Ai Weiwei slapped with 15m yuan tax-evasion bill
Dissident artist Ai Weiwei says Beijing's tax office has demanded he pay 15 million yuan (HK$18.3 million) in back taxes and fines, in what he says is a reprisal for his criticism of the Communist Party.
Ai, who was detained for nearly three months this year, said three officials from the Beijing Local Taxation Bureau had told his wife, Lu Qing, the legal representative of their design company, Beijing Fake Cultural Development, about the tax notifications last Friday.
'If it's a tax problem, I'll pay. But if it's not, I won't pay,' Ai told the Post yesterday, adding he was given 15 days to settle the dues.
He said the two tax notifications sent to his wife stated that he had to pay more than 15 million yuan: 5.3 million yuan in back taxes, 6.8 million yuan in penalties and around 3 million yuan for interest on delayed payments.
Ai's lawyer, Pu Zhiqiang, said Ai would probably lose his freedom again if he failed to pay.
'The penalty is targeting the [Fake] company ... but if Ai and his company refuse to pay, the worst situation is that Ai will be arrested again by the authorities,' Pu said.
'The whole matter is ridiculous because so far there is no evidence to show that the [firm] is involved in tax evasion. And there is also a lack of an open and fair hearing on this case.'
Pu said the authorities confiscated original documents from Ai's company, including its account books and records of its operations.
However, officials did not specify any particular deals or the dates when the company purportedly failed to file their tax reports, the lawyer said.
Ai was taken into custody in April as he prepared to board a flight to Hong Kong.

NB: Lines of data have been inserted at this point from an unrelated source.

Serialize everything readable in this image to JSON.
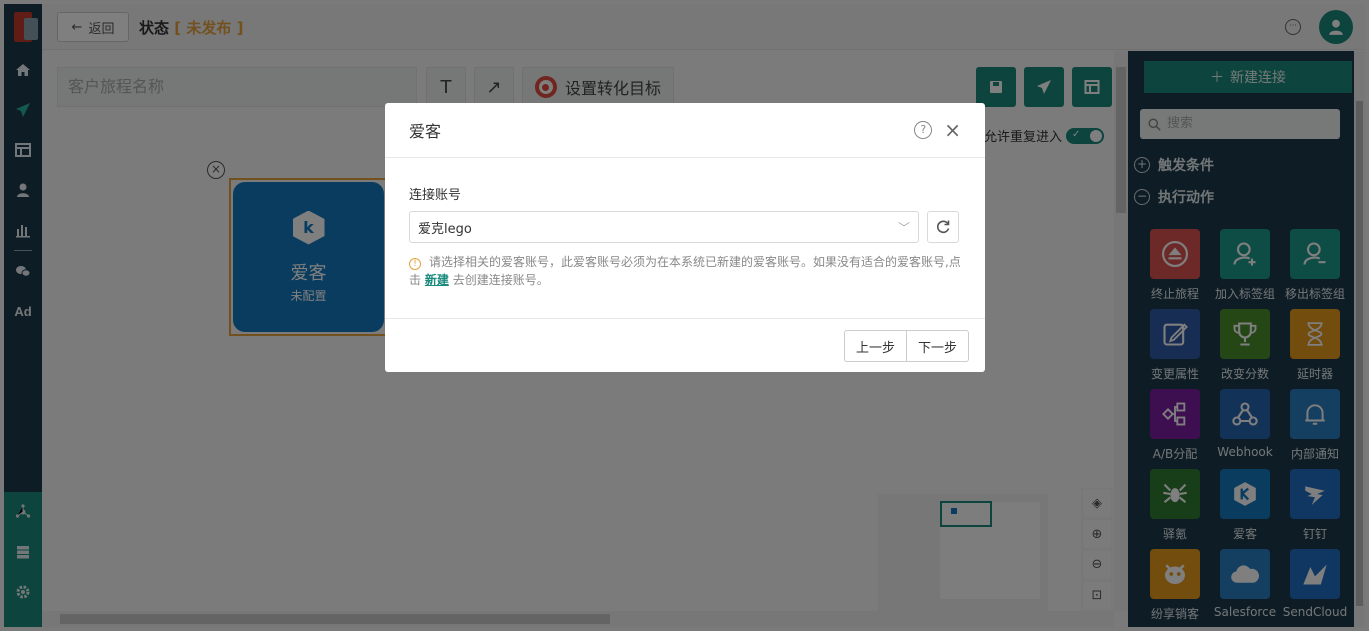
{
  "header": {
    "back_label": "返回",
    "state_prefix": "状态",
    "bracket_open": "[",
    "bracket_close": "]",
    "state_value": "未发布"
  },
  "toolbar": {
    "journey_name_placeholder": "客户旅程名称",
    "text_tool": "T",
    "arrow_tool": "↗",
    "set_goal_label": "设置转化目标",
    "allow_reentry_label": "允许重复进入",
    "allow_reentry_on": true
  },
  "node": {
    "title": "爱客",
    "subtitle": "未配置",
    "logo": "k"
  },
  "right_panel": {
    "new_connection_label": "新建连接",
    "search_placeholder": "搜索",
    "sections": [
      {
        "label": "触发条件",
        "expanded": false
      },
      {
        "label": "执行动作",
        "expanded": true
      }
    ],
    "actions": [
      {
        "label": "终止旅程",
        "color": "#d9534f",
        "icon": "eject-icon"
      },
      {
        "label": "加入标签组",
        "color": "#1a9a8a",
        "icon": "user-plus-icon"
      },
      {
        "label": "移出标签组",
        "color": "#1a9a8a",
        "icon": "user-minus-icon"
      },
      {
        "label": "变更属性",
        "color": "#2e5aa8",
        "icon": "edit-icon"
      },
      {
        "label": "改变分数",
        "color": "#4a8f2a",
        "icon": "trophy-icon"
      },
      {
        "label": "延时器",
        "color": "#e69a1c",
        "icon": "hourglass-icon"
      },
      {
        "label": "A/B分配",
        "color": "#7b1fa2",
        "icon": "split-icon"
      },
      {
        "label": "Webhook",
        "color": "#2565ae",
        "icon": "webhook-icon"
      },
      {
        "label": "内部通知",
        "color": "#2b7fc2",
        "icon": "bell-icon"
      },
      {
        "label": "驿氪",
        "color": "#2e7d32",
        "icon": "spider-icon"
      },
      {
        "label": "爱客",
        "color": "#1579bf",
        "icon": "aike-icon"
      },
      {
        "label": "钉钉",
        "color": "#1e6fc5",
        "icon": "dingtalk-icon"
      },
      {
        "label": "纷享销客",
        "color": "#e69a1c",
        "icon": "fxiaoke-icon"
      },
      {
        "label": "Salesforce",
        "color": "#2b7fc2",
        "icon": "cloud-icon"
      },
      {
        "label": "SendCloud",
        "color": "#1e6fc5",
        "icon": "sendcloud-icon"
      }
    ]
  },
  "dialog": {
    "title": "爱客",
    "field_label": "连接账号",
    "selected_account": "爱克lego",
    "hint_before_link": "请选择相关的爱客账号，此爱客账号必须为在本系统已新建的爱客账号。如果没有适合的爱客账号,点击",
    "hint_link": "新建",
    "hint_after_link": "去创建连接账号。",
    "prev_label": "上一步",
    "next_label": "下一步"
  },
  "colors": {
    "primary": "#1a8a7d",
    "nav_bg": "#1d3a4b",
    "warn": "#e6a23c",
    "node_blue": "#1579bf"
  }
}
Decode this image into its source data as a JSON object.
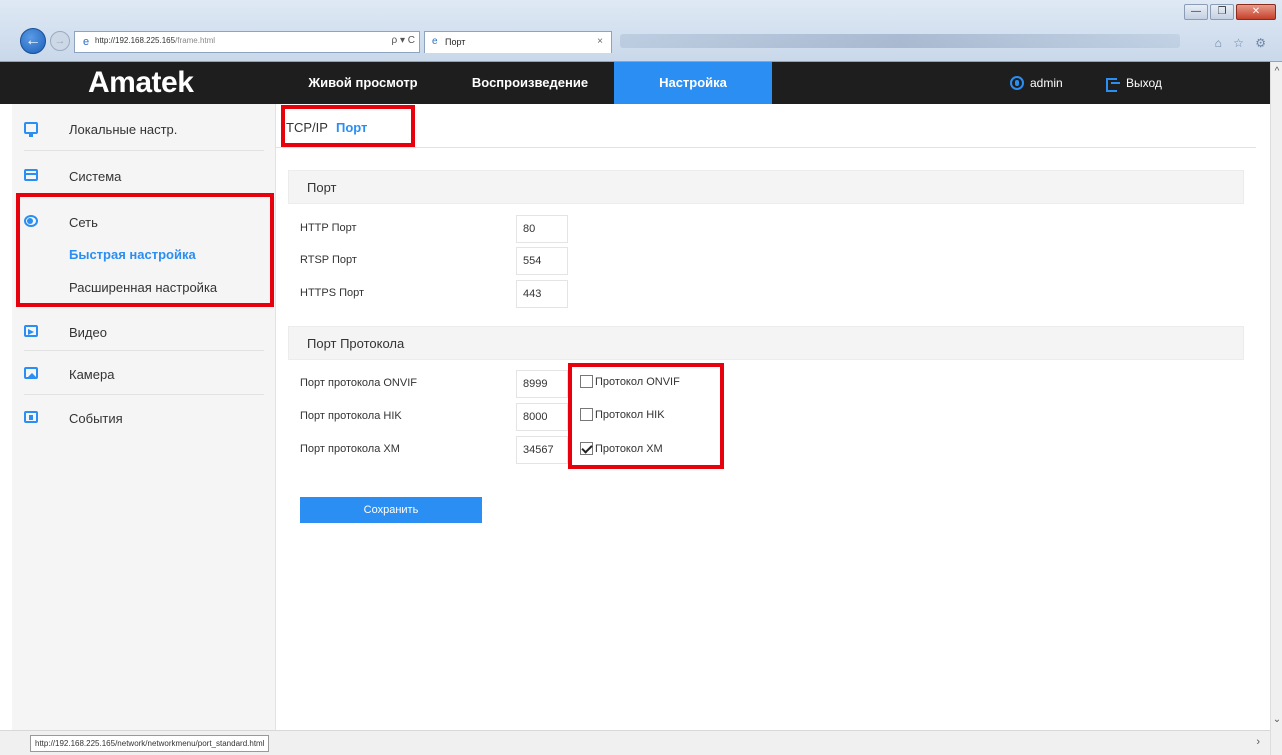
{
  "browser": {
    "url_host": "http://192.168.225.165",
    "url_path": "/frame.html",
    "tab_title": "Порт",
    "tab_close": "×",
    "search_refresh": "ρ ▾ C",
    "back_glyph": "←",
    "forward_glyph": "→",
    "window_buttons": {
      "minimize": "—",
      "maximize": "❐",
      "close": "✕"
    },
    "right_tools": "⌂ ☆ ⚙"
  },
  "header": {
    "logo": "Amatek",
    "nav": [
      {
        "label": "Живой просмотр",
        "active": false
      },
      {
        "label": "Воспроизведение",
        "active": false
      },
      {
        "label": "Настройка",
        "active": true
      }
    ],
    "user": "admin",
    "logout": "Выход",
    "accent_color": "#2a8ef2"
  },
  "sidebar": {
    "items": [
      {
        "label": "Локальные настр.",
        "icon": "monitor-icon"
      },
      {
        "label": "Система",
        "icon": "calendar-icon"
      },
      {
        "label": "Сеть",
        "icon": "globe-icon"
      },
      {
        "label": "Видео",
        "icon": "video-icon"
      },
      {
        "label": "Камера",
        "icon": "image-icon"
      },
      {
        "label": "События",
        "icon": "events-icon"
      }
    ],
    "network_submenu": [
      {
        "label": "Быстрая настройка",
        "active": true
      },
      {
        "label": "Расширенная настройка",
        "active": false
      }
    ]
  },
  "subtabs": [
    {
      "label": "TCP/IP",
      "active": false
    },
    {
      "label": "Порт",
      "active": true
    }
  ],
  "port_section": {
    "title": "Порт",
    "fields": [
      {
        "label": "HTTP Порт",
        "value": "80"
      },
      {
        "label": "RTSP Порт",
        "value": "554"
      },
      {
        "label": "HTTPS Порт",
        "value": "443"
      }
    ]
  },
  "protocol_section": {
    "title": "Порт Протокола",
    "fields": [
      {
        "label": "Порт протокола ONVIF",
        "value": "8999",
        "check_label": "Протокол ONVIF",
        "checked": false
      },
      {
        "label": "Порт протокола HIK",
        "value": "8000",
        "check_label": "Протокол HIK",
        "checked": false
      },
      {
        "label": "Порт протокола XM",
        "value": "34567",
        "check_label": "Протокол XM",
        "checked": true
      }
    ]
  },
  "save_label": "Сохранить",
  "status_url": "http://192.168.225.165/network/networkmenu/port_standard.html",
  "highlight_color": "#e8000d"
}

His detention came after Beijing cracked down on human rights activists in February following online calls for a so-called jasmine revolution in China, emulating those in the Middle East and North Africa.
The authorities later accused Ai of 'economic crimes' including tax evasion, but he was released on bail from police custody in June.
Beijing authorities held a closed tax-evasion hearing in July to examine Ai's case, but the 54-year-old artist was barred from attending. His wife was present.
'Accounts for tax purposes should be investigated by the tax bureau, not the police. But it's the police that took me away to an unknown place for 81 days to investigate taxes,' Ai said yesterday.
He said the authorities had threatened the company's accountant and manager, and prevented them from meeting him.
'I just want to say, if a country is determined to do something in the world, it's a must to protect every citizen's human rights well [and] building up a fair legal system [is] the only option,' Ai said. 'However, I am feeling so [unsafe] in my country.'
Ai said he told the authorities it was unfair to fine him because he was a designer for the company, not a director or manager. However, they argued that Ai was the 'actual controller' of the firm.
'They finally made up this new title ... I know this matter is targeted at me. The authorities warned that they would give me a hard time when I was detained,' Ai said.
'The officials [from the Beijing taxation bureau] said that they are not fining me, but the Fake company. But when I asked: 'Why was my name singled out by the government, at the Foreign Ministry briefings?' They still said to me: 'This has nothing to do with you'.'
On his Twitter page, Ai wrote that officials warned him he could not avoid the 'tax penalty'.
He said: 'They [taxation officials] told me seriously: 'If the country says you have evaded taxes, then you must have evaded them'.'
Ai noted discrepancies in the tax amounts authorities were charging him. He said that when he was detained, officers asked him to pay up to 60 million yuan in back taxes, then the amount was reduced to 20 million yuan after his release.
'Now the authorities say they will set me free if I pay the [15 million yuan], set according to my financial capability,' he said.
The amount, in US dollars, Beijing spent on the Bird's Nest stadium, which Ai Weiwei helped design for the 2008 Olympics